→ **EXERCISE OBJECTIVE**
Give the count of lines in the records below that contain "background", and say nothing more.

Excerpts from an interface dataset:
========
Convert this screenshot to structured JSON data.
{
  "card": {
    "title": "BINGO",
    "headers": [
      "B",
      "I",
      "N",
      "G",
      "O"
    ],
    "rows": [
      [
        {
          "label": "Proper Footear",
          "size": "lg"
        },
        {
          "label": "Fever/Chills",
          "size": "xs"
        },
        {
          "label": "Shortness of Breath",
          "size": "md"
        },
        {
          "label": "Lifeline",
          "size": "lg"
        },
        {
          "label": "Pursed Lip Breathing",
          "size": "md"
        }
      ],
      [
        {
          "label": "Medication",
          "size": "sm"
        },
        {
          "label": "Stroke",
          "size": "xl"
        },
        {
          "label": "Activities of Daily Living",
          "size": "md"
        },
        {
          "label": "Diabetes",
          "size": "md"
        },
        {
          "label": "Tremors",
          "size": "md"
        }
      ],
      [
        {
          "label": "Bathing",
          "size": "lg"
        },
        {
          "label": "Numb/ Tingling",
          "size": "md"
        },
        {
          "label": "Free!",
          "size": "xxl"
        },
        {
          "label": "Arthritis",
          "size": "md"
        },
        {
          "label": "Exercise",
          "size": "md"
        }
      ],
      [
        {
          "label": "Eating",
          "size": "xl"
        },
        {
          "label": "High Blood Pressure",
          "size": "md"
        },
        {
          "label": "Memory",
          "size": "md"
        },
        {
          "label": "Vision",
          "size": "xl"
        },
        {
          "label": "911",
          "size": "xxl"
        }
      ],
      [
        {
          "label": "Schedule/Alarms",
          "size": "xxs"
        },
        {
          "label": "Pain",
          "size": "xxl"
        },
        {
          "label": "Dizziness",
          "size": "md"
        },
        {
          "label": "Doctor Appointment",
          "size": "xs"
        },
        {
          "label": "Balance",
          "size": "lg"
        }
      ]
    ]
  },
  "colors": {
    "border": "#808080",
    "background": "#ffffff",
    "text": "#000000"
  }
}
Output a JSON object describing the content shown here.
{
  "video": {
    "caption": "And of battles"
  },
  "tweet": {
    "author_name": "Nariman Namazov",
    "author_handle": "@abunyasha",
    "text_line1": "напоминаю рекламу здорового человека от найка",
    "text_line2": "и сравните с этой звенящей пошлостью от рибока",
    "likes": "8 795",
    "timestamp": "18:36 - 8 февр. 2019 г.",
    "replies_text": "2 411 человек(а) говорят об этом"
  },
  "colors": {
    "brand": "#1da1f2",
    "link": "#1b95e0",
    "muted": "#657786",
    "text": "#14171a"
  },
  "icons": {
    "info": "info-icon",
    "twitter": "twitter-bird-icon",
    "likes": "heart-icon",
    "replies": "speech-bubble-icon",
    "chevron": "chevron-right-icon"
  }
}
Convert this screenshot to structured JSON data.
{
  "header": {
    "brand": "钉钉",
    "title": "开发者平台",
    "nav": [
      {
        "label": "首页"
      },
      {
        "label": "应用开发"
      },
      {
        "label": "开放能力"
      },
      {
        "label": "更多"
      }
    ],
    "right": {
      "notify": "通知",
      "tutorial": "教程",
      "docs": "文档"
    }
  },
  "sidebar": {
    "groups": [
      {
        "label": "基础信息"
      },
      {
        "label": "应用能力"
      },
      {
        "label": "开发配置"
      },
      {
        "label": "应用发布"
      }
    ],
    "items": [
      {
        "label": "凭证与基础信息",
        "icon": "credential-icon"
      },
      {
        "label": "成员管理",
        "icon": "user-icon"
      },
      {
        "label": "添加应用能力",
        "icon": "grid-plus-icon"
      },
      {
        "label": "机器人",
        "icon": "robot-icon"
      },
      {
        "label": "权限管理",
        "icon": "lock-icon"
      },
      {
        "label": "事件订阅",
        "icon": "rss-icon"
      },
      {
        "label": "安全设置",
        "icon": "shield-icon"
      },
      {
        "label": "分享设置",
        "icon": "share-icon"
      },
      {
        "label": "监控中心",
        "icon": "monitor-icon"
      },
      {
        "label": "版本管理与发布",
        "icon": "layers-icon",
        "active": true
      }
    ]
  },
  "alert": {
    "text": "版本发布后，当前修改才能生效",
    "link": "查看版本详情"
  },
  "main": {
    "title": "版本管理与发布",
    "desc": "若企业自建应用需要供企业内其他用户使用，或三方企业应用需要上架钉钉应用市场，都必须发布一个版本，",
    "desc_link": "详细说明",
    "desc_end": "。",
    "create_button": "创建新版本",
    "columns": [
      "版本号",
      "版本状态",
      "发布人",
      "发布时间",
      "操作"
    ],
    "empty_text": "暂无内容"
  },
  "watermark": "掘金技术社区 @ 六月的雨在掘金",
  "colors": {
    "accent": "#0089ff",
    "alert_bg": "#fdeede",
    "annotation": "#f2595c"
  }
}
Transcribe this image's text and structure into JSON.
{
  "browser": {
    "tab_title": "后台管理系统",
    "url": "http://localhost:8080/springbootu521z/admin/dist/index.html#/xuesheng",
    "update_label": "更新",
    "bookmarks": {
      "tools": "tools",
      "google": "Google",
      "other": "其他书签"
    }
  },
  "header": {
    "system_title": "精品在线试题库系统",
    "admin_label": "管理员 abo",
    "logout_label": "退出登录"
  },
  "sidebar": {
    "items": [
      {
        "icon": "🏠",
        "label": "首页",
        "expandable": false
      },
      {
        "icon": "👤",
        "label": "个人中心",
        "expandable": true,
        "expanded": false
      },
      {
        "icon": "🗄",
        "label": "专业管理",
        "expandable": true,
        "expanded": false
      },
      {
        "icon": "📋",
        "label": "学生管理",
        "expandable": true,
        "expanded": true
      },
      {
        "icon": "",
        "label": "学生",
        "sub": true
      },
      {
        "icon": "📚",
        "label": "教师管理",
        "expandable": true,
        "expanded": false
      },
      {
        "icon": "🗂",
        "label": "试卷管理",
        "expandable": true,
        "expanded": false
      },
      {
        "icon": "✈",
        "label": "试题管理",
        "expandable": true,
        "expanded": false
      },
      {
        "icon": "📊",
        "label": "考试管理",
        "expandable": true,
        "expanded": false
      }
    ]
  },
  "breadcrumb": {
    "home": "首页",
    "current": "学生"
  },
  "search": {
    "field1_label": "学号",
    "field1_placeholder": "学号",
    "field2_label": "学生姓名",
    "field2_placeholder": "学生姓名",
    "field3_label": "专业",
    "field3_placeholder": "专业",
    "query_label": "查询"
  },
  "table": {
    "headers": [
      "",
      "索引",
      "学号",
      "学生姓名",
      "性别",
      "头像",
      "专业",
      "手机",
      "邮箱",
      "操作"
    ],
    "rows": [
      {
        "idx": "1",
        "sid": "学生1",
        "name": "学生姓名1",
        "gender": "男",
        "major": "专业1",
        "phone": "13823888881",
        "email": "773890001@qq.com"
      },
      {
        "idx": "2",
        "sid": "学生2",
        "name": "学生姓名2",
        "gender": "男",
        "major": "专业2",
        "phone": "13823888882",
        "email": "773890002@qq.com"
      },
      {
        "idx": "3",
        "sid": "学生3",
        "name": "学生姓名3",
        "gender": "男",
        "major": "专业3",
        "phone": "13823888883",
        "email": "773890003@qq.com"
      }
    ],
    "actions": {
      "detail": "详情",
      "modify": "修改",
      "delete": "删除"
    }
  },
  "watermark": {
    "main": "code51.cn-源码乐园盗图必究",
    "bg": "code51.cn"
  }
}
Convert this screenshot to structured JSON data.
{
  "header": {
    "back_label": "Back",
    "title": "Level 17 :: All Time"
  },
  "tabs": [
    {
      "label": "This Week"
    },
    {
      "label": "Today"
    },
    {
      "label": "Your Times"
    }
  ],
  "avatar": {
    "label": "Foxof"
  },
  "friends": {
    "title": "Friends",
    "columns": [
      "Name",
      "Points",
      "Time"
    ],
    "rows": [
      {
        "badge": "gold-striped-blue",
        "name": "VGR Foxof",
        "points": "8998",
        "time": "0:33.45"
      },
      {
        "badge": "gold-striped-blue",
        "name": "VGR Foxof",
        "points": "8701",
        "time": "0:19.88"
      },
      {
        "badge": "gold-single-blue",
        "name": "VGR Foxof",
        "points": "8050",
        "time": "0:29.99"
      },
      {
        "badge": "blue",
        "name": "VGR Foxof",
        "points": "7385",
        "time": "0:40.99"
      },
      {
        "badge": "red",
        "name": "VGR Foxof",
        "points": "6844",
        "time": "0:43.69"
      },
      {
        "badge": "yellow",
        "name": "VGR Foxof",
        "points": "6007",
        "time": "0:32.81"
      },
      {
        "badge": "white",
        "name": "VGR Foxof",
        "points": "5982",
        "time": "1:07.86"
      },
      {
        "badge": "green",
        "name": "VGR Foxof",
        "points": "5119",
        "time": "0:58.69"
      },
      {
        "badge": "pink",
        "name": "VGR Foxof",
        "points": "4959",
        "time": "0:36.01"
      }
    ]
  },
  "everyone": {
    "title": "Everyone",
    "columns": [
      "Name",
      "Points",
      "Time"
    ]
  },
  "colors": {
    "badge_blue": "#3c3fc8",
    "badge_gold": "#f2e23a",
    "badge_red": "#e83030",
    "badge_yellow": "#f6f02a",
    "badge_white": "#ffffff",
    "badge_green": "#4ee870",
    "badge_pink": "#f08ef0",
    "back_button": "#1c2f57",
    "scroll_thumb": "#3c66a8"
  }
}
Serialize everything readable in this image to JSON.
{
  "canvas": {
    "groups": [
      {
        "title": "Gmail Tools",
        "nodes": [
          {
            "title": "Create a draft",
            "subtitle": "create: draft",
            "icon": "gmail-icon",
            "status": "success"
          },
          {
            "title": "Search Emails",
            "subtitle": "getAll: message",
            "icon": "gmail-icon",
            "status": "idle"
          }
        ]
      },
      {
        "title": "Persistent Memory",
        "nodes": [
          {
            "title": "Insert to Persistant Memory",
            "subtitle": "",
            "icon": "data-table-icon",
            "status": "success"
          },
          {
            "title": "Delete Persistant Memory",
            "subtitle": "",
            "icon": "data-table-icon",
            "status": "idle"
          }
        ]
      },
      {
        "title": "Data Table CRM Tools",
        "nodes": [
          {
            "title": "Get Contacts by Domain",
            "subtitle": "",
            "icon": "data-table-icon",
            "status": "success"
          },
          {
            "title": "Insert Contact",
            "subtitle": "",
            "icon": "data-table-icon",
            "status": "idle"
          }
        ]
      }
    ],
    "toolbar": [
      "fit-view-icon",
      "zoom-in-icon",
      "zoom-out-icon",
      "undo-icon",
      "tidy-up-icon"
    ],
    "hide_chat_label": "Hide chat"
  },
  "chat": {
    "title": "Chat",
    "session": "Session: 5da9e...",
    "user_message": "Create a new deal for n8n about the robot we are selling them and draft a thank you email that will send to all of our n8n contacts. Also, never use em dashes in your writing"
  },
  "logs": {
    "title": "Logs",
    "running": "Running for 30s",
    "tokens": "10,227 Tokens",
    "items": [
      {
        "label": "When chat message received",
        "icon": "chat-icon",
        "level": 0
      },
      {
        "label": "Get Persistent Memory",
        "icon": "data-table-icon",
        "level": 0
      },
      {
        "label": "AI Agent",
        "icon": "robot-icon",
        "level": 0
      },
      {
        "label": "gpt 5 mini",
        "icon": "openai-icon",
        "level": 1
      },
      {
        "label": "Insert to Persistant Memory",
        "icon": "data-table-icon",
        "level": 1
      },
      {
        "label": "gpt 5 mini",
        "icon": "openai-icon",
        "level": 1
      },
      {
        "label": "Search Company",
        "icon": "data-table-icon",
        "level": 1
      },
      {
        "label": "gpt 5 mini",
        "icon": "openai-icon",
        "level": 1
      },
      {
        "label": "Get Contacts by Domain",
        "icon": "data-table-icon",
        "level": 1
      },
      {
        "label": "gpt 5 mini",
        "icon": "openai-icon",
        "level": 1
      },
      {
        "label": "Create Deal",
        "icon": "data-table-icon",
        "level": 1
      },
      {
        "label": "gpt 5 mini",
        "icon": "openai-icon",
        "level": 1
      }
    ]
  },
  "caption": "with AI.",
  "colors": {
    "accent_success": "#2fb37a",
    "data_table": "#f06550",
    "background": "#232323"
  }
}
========
→ **YOUR SOLUTION**
2